Having clear and well-chosen goals sustains the direction of actions, priorities, energy, and motivation. There are various goal setting techniques, and you need to break down a broad goal into micro-goals. The standard principle here is that the purpose derived from a more critical goal will override the tediousness of the daily grind. A compelling goal setting technique is to imagine how you want people to remember you at your funeral. Yes, you have already gone west, and the folks who knew you have a chat on the person that was you. Starting from the end is an efficient goal setting and life planning technique. It is useful because it confronts us with our mortality. Time is limited, and we better get moving. And as mortality asks fundamental questions, you will need to come up with big answers.
Excercise Arousal Control with the Power of Your Breath
Breathing is magic. Breathing is life. Breathing happens automatically, but you can also consciously take charge of your breathing to control your mind. The oldest known breathing practices come from Pranayama (Prana = vital or cosmic energy, Ayama = extension, expansion) in the Tantric / Yogic tradition that works with prolongation and restraint of breath. Breath control in pranayama aims at cultivation energy in the body and still the mind. Various popular breathing techniques like Buteyko or the Wim Hoff method show remarkable results in improving physical and mental health and confirm what yogis have known for thousands of years. Training in breath retention in particular tremendously calms the mind and fosters undisturbed rise in the face of adversity. Every time you do extended breath retention, you simulate suffocation, relentlessly toughening your mind towards fear and stress while reaping amazing physical benefits. Navy Seals learn to practice ‘box breathing,’ which helps to develop a calm, focused mind that excels at managing stress. The practice consists of breathing, that is inhaling, holding the breath, exhaling, holding the breath, inhaling again, and so forth at equal lengths, typically to a count of five. Working with your breath is fascinating. And practicing breath control is a fantastic tool on the path of self-optimization and conquering fear.

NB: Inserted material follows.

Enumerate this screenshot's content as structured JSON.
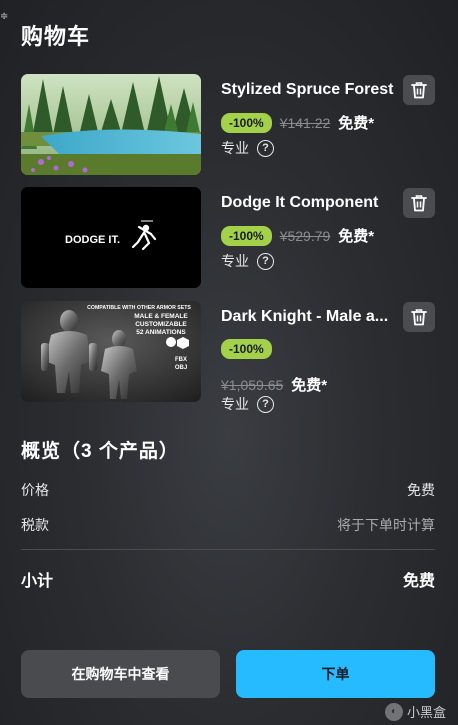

Maintain a Positive Inner Dialogue in the Face of Adversity
What you say to yourself makes a huge difference. Think about a positive inner dialogue as Pythagoras stated in his golden verses: “But above all things respect yourself” or Jordan Peterson in his 12 Rules for Life “Treat yourself like someone you are responsible for helping.” Positive inner dialogue can be quite tricky to master, as negative internal conversations can be deeply rooted. Self-talk also can feel strange and almost pathological, at first, but it works. Just start by observing your thoughts and intercept with positive statements. “I got this. Feeling good and having fun.” Especially talking to yourself in the third person is convincing as this produces a more sound effect, “Poyel will not give in he has finished his mission, and all are excellent.” Try it. You will be amazed at what happens to your fear over time.
Create Your Reality With the Power of Visualizations
Visualizations are mental imagery, aka reality in your inner world that aligns your mind and emotions with the goal you are trying to achieve. Use your thoughts and feelings to create desired realities. Let’s say you are scared of a presentation in front of a large group of people. Perfectly understandable. Fear of public speaking is common. Create mental imagery of how you will go about the presentation, what you will do on stage, your body posture, how you will exude confidence. The more details you feed to your mind, the better. The more emotions go into your visualization, the better. Rehearse, again and again, and see how the reality builds, and you can control your fear.